Work to be completed: Every record must be copied exactly. Leave nothing out.

[Data records for software interfaces]
# # #
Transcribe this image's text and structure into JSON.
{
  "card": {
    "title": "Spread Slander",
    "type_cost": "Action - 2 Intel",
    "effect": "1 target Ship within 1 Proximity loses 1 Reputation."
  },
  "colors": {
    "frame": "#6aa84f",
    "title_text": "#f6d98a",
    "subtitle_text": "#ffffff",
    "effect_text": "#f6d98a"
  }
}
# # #
Task result:
Transcribe this image's text and structure into JSON.
{
  "card": {
    "title": "Spread Slander",
    "type_cost": "Action - 2 Intel",
    "effect": "1 target Ship within 1 Proximity loses 1 Reputation."
  },
  "colors": {
    "frame": "#6aa84f",
    "title_text": "#f6d98a",
    "subtitle_text": "#ffffff",
    "effect_text": "#f6d98a"
  }
}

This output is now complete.